The first thing you notice when talking to Darina Allen is her energy and passion. Her passion, not surprisingly, as she is one of Ireland’s foremost chefs, is food; grown sensibly, sustainably and organically. She came to this love of food naturally. it was what she was raised on. When she was growing up, one of nine children, in the village of Cullahill, County Laois, the family ate what they raised. They had a kitchen garden, raised a cow for milk and kept their own chickens. They supplemented this bounty with locally grown and produced foods. That’s how most country folks ate in those pre-supermarket days and how some people in Ireland still do. If Darina has her way, all of Ireland will be eating fresh and local one of these days.
Growing up in the 50s
Like many women who grew up in the 50’s, Darina experienced raised eye-brows when she wanted a career that went out of the box. In 1968, she was ready to graduate from the Hotel Management School at Dublin Institute of Technology. She wanted to forgo the expected management track for cooking in a restaurant kitchen. The administration all but snickered. At the time, chefs were all men. Women who wanted to cook were relegated to tea rooms. The other option was to start their own restaurants. Darina’s now mother-in-law, Myrtle Allen, did just that. She started a country house restaurant on the family’s farm in Shanagarry, County Cork. (It later expanded to become Ballymaloe House, the renowned Irish country house hotel.) She served diners what she served her family, most of it produced on the family farm. To this day, the menu remains simple. People looked down their noses at what Myrtle Allen was doing. “It was considered downright amateurish,” says Darina. “She cooked like a ‘house-wife’.” It turned out, that’s exactly what people wanted. It’s still going strong over forty years later.

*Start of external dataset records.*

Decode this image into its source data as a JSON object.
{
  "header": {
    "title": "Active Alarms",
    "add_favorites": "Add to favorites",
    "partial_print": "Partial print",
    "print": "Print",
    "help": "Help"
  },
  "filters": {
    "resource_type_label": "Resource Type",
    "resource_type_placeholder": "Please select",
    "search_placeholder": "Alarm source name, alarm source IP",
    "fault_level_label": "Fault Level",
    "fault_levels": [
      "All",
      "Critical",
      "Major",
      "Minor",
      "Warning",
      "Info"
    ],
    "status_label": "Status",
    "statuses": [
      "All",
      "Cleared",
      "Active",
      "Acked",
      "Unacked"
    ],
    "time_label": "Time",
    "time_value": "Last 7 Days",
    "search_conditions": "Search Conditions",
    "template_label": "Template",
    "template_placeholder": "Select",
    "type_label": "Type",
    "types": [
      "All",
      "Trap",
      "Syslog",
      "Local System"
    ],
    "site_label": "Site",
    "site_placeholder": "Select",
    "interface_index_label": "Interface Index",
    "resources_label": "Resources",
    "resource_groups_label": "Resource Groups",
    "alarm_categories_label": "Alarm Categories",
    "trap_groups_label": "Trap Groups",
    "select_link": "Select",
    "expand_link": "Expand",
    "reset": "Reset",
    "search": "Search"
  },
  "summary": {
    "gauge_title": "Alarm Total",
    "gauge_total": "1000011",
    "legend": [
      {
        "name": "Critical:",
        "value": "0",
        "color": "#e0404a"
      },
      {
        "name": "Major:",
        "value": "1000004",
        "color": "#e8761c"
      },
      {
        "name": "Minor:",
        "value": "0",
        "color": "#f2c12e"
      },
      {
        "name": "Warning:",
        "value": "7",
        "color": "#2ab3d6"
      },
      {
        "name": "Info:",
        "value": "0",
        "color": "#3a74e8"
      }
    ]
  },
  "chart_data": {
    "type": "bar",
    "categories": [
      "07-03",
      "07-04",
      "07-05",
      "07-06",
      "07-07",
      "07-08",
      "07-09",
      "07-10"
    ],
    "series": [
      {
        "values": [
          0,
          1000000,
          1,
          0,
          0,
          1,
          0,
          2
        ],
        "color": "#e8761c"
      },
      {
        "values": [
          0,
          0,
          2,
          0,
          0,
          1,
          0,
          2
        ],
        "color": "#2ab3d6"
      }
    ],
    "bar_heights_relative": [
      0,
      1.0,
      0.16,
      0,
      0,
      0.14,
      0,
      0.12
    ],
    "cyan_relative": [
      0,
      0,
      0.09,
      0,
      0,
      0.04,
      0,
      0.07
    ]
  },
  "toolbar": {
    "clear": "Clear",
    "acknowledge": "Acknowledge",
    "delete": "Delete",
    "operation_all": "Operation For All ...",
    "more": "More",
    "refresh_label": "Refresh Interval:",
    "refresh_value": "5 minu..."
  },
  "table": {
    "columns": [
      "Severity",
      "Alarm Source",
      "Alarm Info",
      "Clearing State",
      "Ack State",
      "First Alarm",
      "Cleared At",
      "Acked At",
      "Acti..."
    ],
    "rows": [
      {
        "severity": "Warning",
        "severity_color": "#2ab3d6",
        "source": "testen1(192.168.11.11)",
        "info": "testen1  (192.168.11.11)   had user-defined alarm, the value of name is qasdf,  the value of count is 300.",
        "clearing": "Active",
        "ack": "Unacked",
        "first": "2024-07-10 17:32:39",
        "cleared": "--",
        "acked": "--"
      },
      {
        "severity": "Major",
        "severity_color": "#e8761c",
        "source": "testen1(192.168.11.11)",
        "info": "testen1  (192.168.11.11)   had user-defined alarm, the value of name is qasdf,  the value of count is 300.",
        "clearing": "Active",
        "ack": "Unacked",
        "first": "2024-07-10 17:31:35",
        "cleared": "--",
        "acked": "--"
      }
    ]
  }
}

Arriving at Balymaloe
When Darina told an instructor at school she wanted to learn about cooking things like soufflés and terrines and how to work with herbs, she was told she was “too fussy.” But, the instructor had heard about a woman running her own country house restaurant (the aforementioned Myrtle Allen) who needed a chef. A few days later, the instructor handed Darina a piece of paper with the senior Mrs. Allen’s address; Darina contacted her. The restaurant owner really wanted a man in her kitchen, but none were applying. She settled for Darina and the rest is Irish culinary history.
Darina became a fixture in the Ballymaloe kitchen learning from her future mother-in-law. The food the older woman cooked “tasted wonderful,” she says; simple dishes that relied on the quality of the ingredients. And then she married the Allens’ son, Tim. “I became a member of the family by expediency, I married the boss’s son,” she quips.
Starting a cooking school
In 1983, Darina and Tim Allen started the Ballymaloe Cookery School on a 100 acre farm a few miles from the hotel. She notes on the school’s website that, “In our first year we ran fifteen courses. Today, we offer over a hundred options. In over two decades the school has become much more sophisticated but I am happy to say that at heart it remains the same.”
Students from all over the globe come for the Certificate program. “Gap year to mid-life crisis,” Darina says, “everyone starts at the same place.” She says this approach works well. The instructor to student ratio is one to six; the school employs 50 people from instructors to farmers to the people who do the laundry. She says it’s “a great team.” Most of what is used in the school’s four teaching kitchens is raised on the farm; produce from the garden, eggs from the chickens, dairy from the resident cows. Cork has a long growing season and even in the winter there is fresh produce to be picked.
If you’re a foodie or want to learn more about cooking fresh foods and are planning to be in Ireland, book a class at the school. You can enroll in a “short course” running anywhere from a half-day to five or enroll in the full twelve-week Certificate Course. If you don’t have time for a class or cooking is not your thing; stop by and visit the farm on your way through East Cork. It looks and sounds like it’s an incredible place; it’s earned a place on our list.